Up to two grand-prize winners will be selected. Grand prize winners will receive a trip for one team representative and a parent/guardian chaperone to ISRI’s Annual Convention & Exposition to be held in Los Angeles in April 2019.
Trip costs covered include airfare for two (student plus parent/guardian chaperone) from a major airport, two nights at the ISRI Convention Hotel, and an ISRI Convention pass for one day, including lunch. In cases where a team (more than one individual) is chosen as the grand-prize winner, the team must choose one individual to represent the team at the conference; additional team members and/or chaperones can attend as well if the team raises the necessary funds on their own to cover their additional travel costs.
If selected as a grand-prize winner, winner is responsible for obtaining any necessary travel documents, such as government-issued picture id if needed, visa (if traveling internationally), etc.
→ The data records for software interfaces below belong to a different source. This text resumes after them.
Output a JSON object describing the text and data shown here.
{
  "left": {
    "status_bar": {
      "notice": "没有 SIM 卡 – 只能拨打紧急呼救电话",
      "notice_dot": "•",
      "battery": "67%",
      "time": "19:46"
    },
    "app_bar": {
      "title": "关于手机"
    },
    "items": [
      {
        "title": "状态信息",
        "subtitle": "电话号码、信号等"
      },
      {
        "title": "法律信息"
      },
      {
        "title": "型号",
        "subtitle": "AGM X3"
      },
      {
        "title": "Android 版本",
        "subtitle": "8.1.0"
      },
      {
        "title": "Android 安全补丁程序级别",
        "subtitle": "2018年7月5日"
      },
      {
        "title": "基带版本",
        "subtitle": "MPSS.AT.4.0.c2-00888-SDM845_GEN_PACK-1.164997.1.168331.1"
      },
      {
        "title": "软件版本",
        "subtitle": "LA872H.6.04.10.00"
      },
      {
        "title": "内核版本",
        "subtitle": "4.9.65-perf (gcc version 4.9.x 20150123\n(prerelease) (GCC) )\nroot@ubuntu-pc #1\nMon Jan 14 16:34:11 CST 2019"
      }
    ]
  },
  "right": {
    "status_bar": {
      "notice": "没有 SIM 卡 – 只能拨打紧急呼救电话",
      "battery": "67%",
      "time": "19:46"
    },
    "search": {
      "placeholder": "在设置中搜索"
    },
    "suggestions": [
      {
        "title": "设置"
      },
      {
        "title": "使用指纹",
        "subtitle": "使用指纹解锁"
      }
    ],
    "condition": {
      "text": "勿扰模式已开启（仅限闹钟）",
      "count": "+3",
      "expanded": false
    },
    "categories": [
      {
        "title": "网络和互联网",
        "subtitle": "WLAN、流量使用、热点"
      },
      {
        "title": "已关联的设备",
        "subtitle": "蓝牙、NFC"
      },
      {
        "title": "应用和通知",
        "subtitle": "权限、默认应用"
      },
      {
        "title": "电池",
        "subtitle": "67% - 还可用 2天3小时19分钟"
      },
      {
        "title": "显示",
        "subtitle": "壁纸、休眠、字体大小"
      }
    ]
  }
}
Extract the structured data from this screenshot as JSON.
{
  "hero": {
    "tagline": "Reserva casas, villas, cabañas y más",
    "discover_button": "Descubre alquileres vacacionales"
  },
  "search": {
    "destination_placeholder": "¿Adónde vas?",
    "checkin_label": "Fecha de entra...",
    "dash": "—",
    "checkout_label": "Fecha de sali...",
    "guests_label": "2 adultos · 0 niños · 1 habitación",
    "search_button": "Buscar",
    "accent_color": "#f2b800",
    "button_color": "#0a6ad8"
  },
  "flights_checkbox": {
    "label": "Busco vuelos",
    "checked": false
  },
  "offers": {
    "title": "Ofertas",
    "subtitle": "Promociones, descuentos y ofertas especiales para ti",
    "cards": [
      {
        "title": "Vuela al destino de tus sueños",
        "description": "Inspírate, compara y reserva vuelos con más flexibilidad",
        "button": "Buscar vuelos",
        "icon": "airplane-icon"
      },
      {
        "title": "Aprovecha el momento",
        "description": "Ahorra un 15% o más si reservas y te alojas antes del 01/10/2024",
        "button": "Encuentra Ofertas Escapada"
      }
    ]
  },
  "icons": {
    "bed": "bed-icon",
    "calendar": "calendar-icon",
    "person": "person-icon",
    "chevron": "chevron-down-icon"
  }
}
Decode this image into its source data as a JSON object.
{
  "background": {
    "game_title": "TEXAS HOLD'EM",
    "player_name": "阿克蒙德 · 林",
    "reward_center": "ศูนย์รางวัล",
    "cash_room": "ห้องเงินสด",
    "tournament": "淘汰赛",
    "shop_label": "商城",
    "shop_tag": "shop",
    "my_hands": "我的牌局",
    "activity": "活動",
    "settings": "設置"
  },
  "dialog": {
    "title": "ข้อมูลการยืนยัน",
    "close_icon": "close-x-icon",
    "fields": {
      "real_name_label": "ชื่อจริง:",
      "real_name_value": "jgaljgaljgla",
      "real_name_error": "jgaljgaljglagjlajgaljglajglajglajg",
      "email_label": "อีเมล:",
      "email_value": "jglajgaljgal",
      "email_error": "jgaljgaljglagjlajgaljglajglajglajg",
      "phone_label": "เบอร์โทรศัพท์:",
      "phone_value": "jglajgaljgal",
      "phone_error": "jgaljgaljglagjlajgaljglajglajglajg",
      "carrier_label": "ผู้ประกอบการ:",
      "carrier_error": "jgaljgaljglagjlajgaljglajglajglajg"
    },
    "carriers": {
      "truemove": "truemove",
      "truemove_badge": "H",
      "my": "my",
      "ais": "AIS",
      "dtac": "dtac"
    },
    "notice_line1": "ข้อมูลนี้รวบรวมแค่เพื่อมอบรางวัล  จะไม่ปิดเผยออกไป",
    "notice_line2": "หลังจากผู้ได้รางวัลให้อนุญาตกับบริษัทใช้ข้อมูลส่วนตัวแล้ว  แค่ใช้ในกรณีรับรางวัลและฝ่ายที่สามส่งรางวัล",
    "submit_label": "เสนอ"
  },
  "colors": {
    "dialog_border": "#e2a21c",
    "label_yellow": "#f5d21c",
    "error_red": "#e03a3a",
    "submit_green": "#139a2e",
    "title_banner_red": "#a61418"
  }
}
The Institute of Scrap Recycling Industries, Inc. (ISRI) is the “Voice of the Recycling Industry.” ISRI and its 21 chapters represent approximately 1,300 companies operating in nearly 4,000 locations in the U.S. and 34 countries worldwide that process, broker, and consume scrap commodities, including metals, paper, plastics, glass, rubber, electronics, and textiles. With headquarters in Washington, DC, ISRI provides education, advocacy, safety and compliance training, and promotes public awareness of the vital role recycling plays in the U.S. economy, global trade, the environment and sustainable development. Generating more than $105 billion annually in U.S. economic activity, the scrap recycling industry provides nearly half a million Americans with good jobs. For more information about ISRI, please visit www.isri.org.